I used to ask friends who were not physicians when they complained about business customers or clients and their various behaviors, how they would like to take care of these same people if they happened to be ill. The response would usually be the unmitigated sympathetic equivalent of “Oy vey.”

I failed to tell them that when people are really sick and know they are completely dependent on you for the safety and preservation of their lives that for the most part this dependence forces them to be fairly nice.

However, once the crisis is over and the lipstick, powder and rouge come out, all bets are then completely off as it then becomes time to run for the exits. In Medicine, we call this indicator of full recovery and o further necessity for hospital discharge, the “Lipstick sign.” On the contrary we were always wary of any patient presenting to the hospital carrying an overnight bag because in knowing they would say or do anything to be admitted, were revealing their intention with the” Suitcase sign.”

At this point in my life, after four unjustified malpractice lawsuits and over three decades of having to prostitute my personality, I truly envy anyone who has a job that only requires dealing with paper, ether, and the ether-net or with inanimate objects.

Investment Banking may have been the career suiting that bill. Not only is it a vocation that is relatively inert on requirements for intimate personal interactions, but it also tends to involve substantial financial rewards. The best of all, because of its intangible nature, nobody in truth seems to have a full grasp on what it actually is.

P.T. Barnum made a fortune by charging people twenty-five cents each to:

SEE THE EGRESS

 

Thinking it to be some previously unknown exotic animal or sideshow freak, circus customers were led into then through an empty corridor and then out its back end. They could not litigate a refund. The sign was clear and truthful.

He also made a greater fortune by exhibiting Zip the Pinhead, an Afro-American with a congenitally odd shaped head, who was put in the freak sideshow where he was advertized as “the missing link.” William Henry Johnson, billed to the public as a dumb wild half-man found in the African jungle, was smart enough to play along as he made the equivalent of 3.2 million dollars for himself before he died.

His final words to his sister were:

  • Well we fooled ‘em for a long time, didn’t we?

The collective IQ of America’s general public has not really improved a great deal since the 1880s. Neither has its proclivity toward sloth, greed, ignorance, personal indifference or a mindset aimed at winning the lottery of your own personal choice.

 

basketball

“As soon as I get my moves more fluent; I’ll really be in the spice of things. But that’s a whole nother thing.”

(Quote from a college scholarship basketball player after having an “off” night.

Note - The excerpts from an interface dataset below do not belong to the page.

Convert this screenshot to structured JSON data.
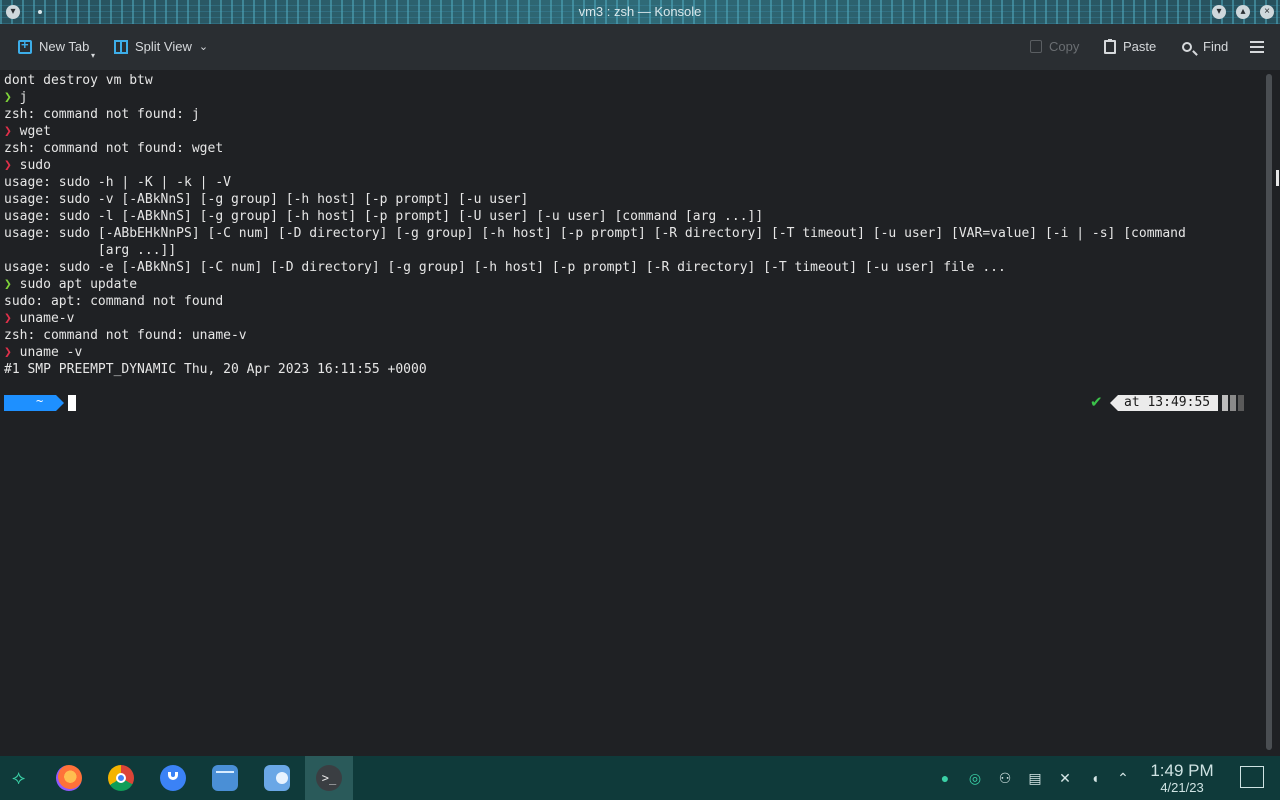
{
  "window": {
    "title": "vm3 : zsh — Konsole"
  },
  "toolbar": {
    "new_tab": "New Tab",
    "split_view": "Split View",
    "copy": "Copy",
    "paste": "Paste",
    "find": "Find"
  },
  "terminal": {
    "lines": [
      {
        "prompt": "",
        "text": "dont destroy vm btw"
      },
      {
        "prompt": "❯",
        "text": " j",
        "ok": true
      },
      {
        "prompt": "",
        "text": "zsh: command not found: j"
      },
      {
        "prompt": "❯",
        "text": " wget"
      },
      {
        "prompt": "",
        "text": "zsh: command not found: wget"
      },
      {
        "prompt": "❯",
        "text": " sudo"
      },
      {
        "prompt": "",
        "text": "usage: sudo -h | -K | -k | -V"
      },
      {
        "prompt": "",
        "text": "usage: sudo -v [-ABkNnS] [-g group] [-h host] [-p prompt] [-u user]"
      },
      {
        "prompt": "",
        "text": "usage: sudo -l [-ABkNnS] [-g group] [-h host] [-p prompt] [-U user] [-u user] [command [arg ...]]"
      },
      {
        "prompt": "",
        "text": "usage: sudo [-ABbEHkNnPS] [-C num] [-D directory] [-g group] [-h host] [-p prompt] [-R directory] [-T timeout] [-u user] [VAR=value] [-i | -s] [command"
      },
      {
        "prompt": "",
        "text": "            [arg ...]]"
      },
      {
        "prompt": "",
        "text": "usage: sudo -e [-ABkNnS] [-C num] [-D directory] [-g group] [-h host] [-p prompt] [-R directory] [-T timeout] [-u user] file ..."
      },
      {
        "prompt": "❯",
        "text": " sudo apt update",
        "ok": true
      },
      {
        "prompt": "",
        "text": "sudo: apt: command not found"
      },
      {
        "prompt": "❯",
        "text": " uname-v"
      },
      {
        "prompt": "",
        "text": "zsh: command not found: uname-v"
      },
      {
        "prompt": "❯",
        "text": " uname -v"
      },
      {
        "prompt": "",
        "text": "#1 SMP PREEMPT_DYNAMIC Thu, 20 Apr 2023 16:11:55 +0000"
      }
    ],
    "prompt_dir": "~",
    "status_check": "✔",
    "prompt_time": "at 13:49:55"
  },
  "taskbar": {
    "launcher_icon": "application-launcher-icon",
    "apps": [
      "firefox-icon",
      "chrome-icon",
      "shield-app-icon",
      "files-icon",
      "toggle-app-icon",
      "konsole-icon"
    ],
    "konsole_glyph": ">_",
    "clock_time": "1:49 PM",
    "clock_date": "4/21/23"
  },
  "colors": {
    "accent": "#3daee9",
    "prompt_error": "#e0304a",
    "prompt_ok": "#7fd33a",
    "prompt_dir_bg": "#1e90ff",
    "taskbar_bg": "#0f3a3a"
  }
}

He will eventually go on to enjoy a multi-million dollar NBA contract.)

Lawsuits: ‘Stuck in the Garage’ and the ‘Winnebago:’ from the 2005 Stella Awards
Factual information on Zip the Pinhead taken from Wikipedia
© Basketball Players
www.basketball-plays-and-tips.com/defensive-basketball-drills.html